Smartphone maker HTC has found itself on the receiving end of legal threats, but they're not from the usual suspects: it's being told to cease and desist by an adult entertainment giant.
The cause of the pornographer's pique is the HTC Vivid, a new 4.5-inch Android smartphone featuring a 1.2GHz dual-core Snapdragon processor with 1GB of RAM and 16GB of storage.
While most smartphone legal tussling comes courtesy of patent disputes - with software giant Microsoft claiming to receive royalties on over half of all Android devices sold, despite having had no input whatsoever into the creation of Google's flagship mobile platform - it's the naming convention that's the cause of the company's troubles this time around.
Vivid, it seems - and, if pushed, we deny all prior knowledge of this fact - is also the name of a company which produces a surprisingly large quantity of adult entertainment.
Despite little in Vivid Entertainment's output being 4.5 inches in size, the company is arguing that the use of the word 'vivid' by HTC in the naming of its device represents a potential cause for confusion, leading the company to send a cease and desist letter to HTC demanding that it stops all sales and marketing activity surrounding the device until the name is changed.
This isn't the first time that HTC has found itself in hot water over a name: having failed to search for clashes in all its international markets, it was forced to rename the HTC ChaCha in Spain to the HTC ChaChaCha.
It's hard to see Vivid Entertainment succeeding with this claim, however: while it can certainly prove prior use of the name, and it holds a trademark therein, the two companies are in vastly different businesses.
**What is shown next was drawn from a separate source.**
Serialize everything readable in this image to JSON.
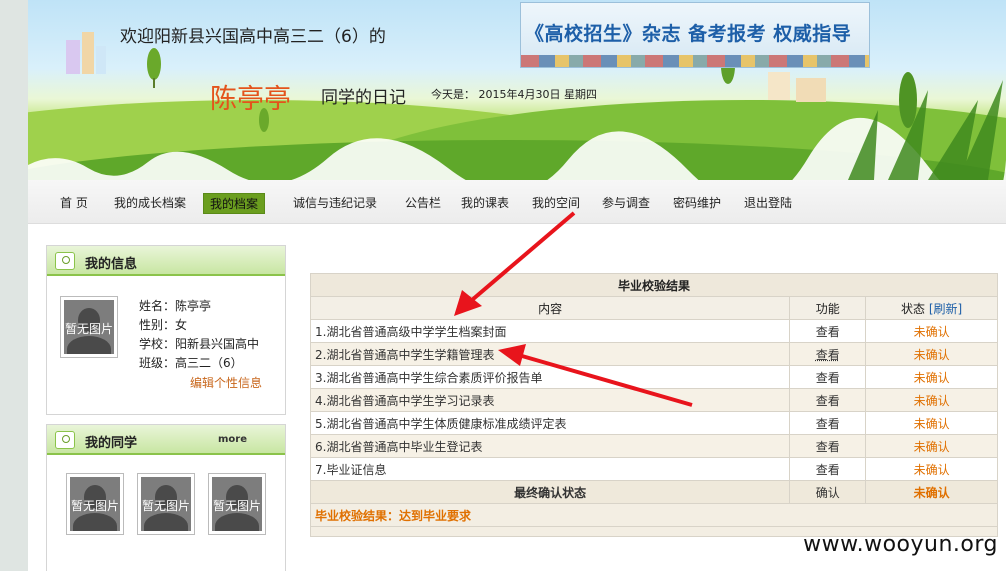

Unless and until Vivid launches a porn-themed smartphone of its own - or until HTC bundles a few grumble flicks on its handsets - it's almost impossible that anyone would confuse the two.
Responding to a request for comment from The Verge, a spokesperson from HTC's US arm confirmed receipt of the cease and desist letter. "We are reviewing the complaint," the spokesperson added, "and don't expect to have any further comment until it is resolved."